Component data from apps and pages:
—————
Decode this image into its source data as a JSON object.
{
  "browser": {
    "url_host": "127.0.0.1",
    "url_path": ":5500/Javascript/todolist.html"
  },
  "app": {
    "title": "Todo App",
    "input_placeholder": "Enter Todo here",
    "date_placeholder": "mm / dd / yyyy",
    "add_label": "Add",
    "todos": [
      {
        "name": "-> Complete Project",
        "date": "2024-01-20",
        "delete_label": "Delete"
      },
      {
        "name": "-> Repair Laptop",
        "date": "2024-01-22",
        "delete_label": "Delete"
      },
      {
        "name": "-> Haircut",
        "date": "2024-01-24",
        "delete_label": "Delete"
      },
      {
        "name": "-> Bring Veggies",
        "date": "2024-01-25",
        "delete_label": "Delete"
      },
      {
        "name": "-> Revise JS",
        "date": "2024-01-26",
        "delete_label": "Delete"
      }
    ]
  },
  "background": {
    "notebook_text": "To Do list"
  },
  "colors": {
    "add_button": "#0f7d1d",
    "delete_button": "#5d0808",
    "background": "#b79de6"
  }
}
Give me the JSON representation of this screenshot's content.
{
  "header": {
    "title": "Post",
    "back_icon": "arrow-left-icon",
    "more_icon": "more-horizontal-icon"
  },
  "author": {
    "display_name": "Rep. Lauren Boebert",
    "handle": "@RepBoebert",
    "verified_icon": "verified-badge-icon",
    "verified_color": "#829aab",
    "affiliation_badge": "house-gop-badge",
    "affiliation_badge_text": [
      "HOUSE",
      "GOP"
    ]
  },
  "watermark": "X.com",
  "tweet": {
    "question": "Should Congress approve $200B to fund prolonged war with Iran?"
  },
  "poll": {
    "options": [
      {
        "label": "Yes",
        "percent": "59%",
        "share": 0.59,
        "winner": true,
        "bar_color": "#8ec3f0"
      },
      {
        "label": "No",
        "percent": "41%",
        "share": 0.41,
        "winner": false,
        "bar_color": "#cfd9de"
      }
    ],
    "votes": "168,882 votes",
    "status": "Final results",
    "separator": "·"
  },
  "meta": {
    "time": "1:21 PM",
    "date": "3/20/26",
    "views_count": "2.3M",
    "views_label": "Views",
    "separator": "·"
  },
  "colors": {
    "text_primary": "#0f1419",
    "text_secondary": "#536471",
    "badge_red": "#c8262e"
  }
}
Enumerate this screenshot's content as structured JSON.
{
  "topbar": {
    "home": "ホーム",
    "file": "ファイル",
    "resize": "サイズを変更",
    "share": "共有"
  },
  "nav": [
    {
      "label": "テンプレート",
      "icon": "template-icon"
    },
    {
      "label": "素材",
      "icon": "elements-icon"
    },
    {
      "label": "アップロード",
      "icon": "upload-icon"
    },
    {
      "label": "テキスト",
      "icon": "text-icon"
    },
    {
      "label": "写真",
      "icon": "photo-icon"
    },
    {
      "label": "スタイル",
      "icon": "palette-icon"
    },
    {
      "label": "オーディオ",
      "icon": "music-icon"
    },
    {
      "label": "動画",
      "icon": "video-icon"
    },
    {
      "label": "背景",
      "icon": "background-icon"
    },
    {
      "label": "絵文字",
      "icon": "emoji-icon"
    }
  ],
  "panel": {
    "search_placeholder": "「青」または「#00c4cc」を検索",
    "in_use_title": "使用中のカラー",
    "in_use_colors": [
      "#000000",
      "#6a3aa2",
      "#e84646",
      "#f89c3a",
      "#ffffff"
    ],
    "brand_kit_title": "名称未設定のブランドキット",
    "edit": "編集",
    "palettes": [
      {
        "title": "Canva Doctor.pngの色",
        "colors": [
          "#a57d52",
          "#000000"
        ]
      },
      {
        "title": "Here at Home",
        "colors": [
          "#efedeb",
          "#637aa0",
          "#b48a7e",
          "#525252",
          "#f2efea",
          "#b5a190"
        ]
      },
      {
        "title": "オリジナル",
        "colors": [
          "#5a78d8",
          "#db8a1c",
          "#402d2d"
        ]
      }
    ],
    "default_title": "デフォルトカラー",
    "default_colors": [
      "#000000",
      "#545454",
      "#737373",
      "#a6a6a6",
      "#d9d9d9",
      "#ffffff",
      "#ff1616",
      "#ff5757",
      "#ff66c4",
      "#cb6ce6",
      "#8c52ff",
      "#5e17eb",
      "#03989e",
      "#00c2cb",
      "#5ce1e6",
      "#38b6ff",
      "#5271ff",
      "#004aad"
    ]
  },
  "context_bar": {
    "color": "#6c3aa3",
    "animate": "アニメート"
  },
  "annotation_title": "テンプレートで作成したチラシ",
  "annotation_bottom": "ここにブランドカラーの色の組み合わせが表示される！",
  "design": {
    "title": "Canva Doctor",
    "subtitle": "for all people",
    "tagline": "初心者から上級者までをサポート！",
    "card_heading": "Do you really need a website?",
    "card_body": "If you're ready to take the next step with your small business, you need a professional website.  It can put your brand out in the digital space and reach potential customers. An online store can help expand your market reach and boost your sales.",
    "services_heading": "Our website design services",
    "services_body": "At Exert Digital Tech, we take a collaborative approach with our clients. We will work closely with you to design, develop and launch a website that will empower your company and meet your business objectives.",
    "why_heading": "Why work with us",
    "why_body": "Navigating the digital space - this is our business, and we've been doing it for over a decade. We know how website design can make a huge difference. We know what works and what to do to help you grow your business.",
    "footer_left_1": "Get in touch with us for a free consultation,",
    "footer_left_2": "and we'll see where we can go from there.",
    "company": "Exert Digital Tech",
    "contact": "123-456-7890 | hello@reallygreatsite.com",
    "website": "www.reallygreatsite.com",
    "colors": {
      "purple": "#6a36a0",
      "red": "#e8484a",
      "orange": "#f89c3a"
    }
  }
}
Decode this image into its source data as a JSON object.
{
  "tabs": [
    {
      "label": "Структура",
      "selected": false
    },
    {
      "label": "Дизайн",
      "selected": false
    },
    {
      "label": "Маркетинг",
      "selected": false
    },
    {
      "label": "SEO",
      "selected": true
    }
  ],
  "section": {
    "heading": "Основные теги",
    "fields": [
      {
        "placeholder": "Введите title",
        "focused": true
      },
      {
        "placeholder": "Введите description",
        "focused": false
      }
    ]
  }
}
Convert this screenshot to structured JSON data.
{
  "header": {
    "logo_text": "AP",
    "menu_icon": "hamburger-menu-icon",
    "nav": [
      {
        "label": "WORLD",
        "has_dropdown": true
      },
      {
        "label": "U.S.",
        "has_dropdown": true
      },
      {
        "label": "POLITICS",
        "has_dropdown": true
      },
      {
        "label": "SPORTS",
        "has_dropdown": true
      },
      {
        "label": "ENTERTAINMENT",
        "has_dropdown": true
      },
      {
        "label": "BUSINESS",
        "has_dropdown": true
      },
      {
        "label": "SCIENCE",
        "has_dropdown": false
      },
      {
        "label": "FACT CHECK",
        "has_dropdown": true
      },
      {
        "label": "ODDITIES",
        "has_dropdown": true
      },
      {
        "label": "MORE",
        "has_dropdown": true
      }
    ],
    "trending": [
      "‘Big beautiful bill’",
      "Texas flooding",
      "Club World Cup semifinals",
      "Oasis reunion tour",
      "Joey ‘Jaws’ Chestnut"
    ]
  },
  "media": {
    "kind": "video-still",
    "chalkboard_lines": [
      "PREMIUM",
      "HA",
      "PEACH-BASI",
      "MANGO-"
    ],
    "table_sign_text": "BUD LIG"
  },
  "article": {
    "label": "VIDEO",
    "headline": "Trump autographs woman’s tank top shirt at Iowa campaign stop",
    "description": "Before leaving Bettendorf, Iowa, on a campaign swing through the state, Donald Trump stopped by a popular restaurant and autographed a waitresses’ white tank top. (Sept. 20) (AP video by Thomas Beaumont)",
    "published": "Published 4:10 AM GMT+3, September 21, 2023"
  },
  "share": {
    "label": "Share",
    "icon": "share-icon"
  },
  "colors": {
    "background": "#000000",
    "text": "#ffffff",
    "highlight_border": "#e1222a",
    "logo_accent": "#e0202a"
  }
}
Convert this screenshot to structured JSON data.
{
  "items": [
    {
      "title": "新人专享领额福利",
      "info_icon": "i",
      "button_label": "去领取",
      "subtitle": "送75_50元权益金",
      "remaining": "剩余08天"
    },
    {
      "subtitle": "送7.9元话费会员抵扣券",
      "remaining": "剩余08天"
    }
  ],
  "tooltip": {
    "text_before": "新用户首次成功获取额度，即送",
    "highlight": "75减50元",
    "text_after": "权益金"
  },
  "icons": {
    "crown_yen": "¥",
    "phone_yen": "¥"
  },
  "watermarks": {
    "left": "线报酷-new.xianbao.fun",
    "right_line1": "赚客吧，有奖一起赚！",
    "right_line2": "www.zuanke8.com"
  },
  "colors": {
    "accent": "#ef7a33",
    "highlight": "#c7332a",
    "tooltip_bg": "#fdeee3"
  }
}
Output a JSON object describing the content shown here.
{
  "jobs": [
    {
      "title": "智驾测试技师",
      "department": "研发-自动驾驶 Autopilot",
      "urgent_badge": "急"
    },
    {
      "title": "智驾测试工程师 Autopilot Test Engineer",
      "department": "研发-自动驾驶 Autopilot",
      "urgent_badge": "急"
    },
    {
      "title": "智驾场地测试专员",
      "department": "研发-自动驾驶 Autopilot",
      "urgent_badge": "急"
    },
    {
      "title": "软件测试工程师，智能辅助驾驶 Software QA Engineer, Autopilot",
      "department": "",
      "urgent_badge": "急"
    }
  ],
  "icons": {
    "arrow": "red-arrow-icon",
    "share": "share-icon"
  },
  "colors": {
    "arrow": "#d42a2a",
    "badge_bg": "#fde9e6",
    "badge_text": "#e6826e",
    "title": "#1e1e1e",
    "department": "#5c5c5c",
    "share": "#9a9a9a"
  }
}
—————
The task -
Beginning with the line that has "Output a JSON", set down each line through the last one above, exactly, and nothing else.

Answer section -
Output a JSON object describing the content shown here.
{
  "jobs": [
    {
      "title": "智驾测试技师",
      "department": "研发-自动驾驶 Autopilot",
      "urgent_badge": "急"
    },
    {
      "title": "智驾测试工程师 Autopilot Test Engineer",
      "department": "研发-自动驾驶 Autopilot",
      "urgent_badge": "急"
    },
    {
      "title": "智驾场地测试专员",
      "department": "研发-自动驾驶 Autopilot",
      "urgent_badge": "急"
    },
    {
      "title": "软件测试工程师，智能辅助驾驶 Software QA Engineer, Autopilot",
      "department": "",
      "urgent_badge": "急"
    }
  ],
  "icons": {
    "arrow": "red-arrow-icon",
    "share": "share-icon"
  },
  "colors": {
    "arrow": "#d42a2a",
    "badge_bg": "#fde9e6",
    "badge_text": "#e6826e",
    "title": "#1e1e1e",
    "department": "#5c5c5c",
    "share": "#9a9a9a"
  }
}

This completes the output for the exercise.